Which lines in the data below contain the string "true"? Show each one.
<<<<
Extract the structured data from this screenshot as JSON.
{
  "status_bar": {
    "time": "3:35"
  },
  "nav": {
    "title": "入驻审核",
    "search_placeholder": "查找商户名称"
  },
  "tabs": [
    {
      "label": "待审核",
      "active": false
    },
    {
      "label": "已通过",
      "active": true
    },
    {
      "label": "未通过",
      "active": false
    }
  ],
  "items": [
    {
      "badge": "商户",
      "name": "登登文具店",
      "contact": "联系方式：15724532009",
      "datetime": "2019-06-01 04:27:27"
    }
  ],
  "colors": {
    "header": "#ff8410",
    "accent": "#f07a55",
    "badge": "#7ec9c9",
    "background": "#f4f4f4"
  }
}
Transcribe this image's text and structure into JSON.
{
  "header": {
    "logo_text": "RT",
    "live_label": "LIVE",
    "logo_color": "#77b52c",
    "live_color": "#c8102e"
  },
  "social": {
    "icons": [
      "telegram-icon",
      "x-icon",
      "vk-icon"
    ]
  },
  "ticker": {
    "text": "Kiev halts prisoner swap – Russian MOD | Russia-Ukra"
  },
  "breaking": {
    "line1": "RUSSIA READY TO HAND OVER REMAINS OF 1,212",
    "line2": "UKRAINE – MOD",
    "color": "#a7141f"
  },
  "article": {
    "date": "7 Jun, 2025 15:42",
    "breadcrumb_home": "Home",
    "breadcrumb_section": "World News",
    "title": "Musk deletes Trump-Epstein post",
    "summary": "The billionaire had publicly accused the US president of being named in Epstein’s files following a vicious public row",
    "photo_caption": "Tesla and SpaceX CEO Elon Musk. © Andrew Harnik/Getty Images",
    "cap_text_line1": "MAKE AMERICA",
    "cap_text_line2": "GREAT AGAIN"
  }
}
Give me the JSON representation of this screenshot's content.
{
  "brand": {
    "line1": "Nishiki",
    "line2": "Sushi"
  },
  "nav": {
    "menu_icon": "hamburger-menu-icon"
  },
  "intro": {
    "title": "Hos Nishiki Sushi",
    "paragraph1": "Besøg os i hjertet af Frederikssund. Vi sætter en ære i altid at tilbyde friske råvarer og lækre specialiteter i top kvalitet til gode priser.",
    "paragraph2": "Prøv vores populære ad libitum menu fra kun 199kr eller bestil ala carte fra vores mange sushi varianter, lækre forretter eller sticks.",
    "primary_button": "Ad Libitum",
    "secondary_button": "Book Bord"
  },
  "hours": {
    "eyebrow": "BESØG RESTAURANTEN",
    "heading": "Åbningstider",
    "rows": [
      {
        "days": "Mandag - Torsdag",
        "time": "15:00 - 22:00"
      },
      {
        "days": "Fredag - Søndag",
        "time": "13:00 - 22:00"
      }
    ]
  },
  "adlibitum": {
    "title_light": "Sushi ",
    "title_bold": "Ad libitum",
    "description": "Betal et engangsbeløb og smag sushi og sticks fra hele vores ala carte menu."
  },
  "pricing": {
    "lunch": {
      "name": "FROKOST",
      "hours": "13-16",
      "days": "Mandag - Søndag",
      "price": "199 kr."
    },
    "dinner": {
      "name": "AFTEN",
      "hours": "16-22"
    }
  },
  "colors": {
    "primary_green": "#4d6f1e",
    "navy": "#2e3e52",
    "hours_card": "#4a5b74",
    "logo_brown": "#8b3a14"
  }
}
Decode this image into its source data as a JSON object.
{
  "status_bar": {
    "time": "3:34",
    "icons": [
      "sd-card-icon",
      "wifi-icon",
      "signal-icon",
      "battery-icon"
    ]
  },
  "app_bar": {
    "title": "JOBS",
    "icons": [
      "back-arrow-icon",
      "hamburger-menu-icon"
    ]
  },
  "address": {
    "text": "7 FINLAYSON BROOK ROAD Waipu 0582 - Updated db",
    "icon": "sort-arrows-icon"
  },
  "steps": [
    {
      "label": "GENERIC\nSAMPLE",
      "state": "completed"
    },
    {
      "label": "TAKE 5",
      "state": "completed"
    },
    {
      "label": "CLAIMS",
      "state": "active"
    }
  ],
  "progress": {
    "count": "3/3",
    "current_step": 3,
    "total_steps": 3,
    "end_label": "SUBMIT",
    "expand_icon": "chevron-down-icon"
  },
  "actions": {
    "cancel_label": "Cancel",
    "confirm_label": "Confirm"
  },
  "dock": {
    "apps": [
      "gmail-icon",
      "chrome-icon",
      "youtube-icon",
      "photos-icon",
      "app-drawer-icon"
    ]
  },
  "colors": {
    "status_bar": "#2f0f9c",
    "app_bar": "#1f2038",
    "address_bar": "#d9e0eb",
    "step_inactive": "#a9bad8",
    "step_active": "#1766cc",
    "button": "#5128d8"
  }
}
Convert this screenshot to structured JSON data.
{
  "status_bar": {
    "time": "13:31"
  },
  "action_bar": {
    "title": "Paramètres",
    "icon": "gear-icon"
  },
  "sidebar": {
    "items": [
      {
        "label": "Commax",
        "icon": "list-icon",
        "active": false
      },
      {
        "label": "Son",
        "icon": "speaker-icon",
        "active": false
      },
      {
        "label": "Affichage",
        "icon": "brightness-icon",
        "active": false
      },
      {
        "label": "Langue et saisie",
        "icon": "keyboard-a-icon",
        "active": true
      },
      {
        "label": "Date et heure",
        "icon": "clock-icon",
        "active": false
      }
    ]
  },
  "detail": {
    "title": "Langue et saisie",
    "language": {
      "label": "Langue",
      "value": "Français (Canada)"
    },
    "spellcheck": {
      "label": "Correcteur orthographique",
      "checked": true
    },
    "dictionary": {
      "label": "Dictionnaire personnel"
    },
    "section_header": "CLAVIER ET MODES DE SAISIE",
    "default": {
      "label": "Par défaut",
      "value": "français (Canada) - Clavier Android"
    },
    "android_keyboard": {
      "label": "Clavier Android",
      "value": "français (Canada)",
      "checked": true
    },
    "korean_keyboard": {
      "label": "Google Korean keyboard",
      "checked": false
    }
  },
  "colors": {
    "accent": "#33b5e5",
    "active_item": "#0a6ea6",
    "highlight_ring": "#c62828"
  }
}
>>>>
» Response area:
      "active": true
        "active": true
      "checked": true
      "checked": true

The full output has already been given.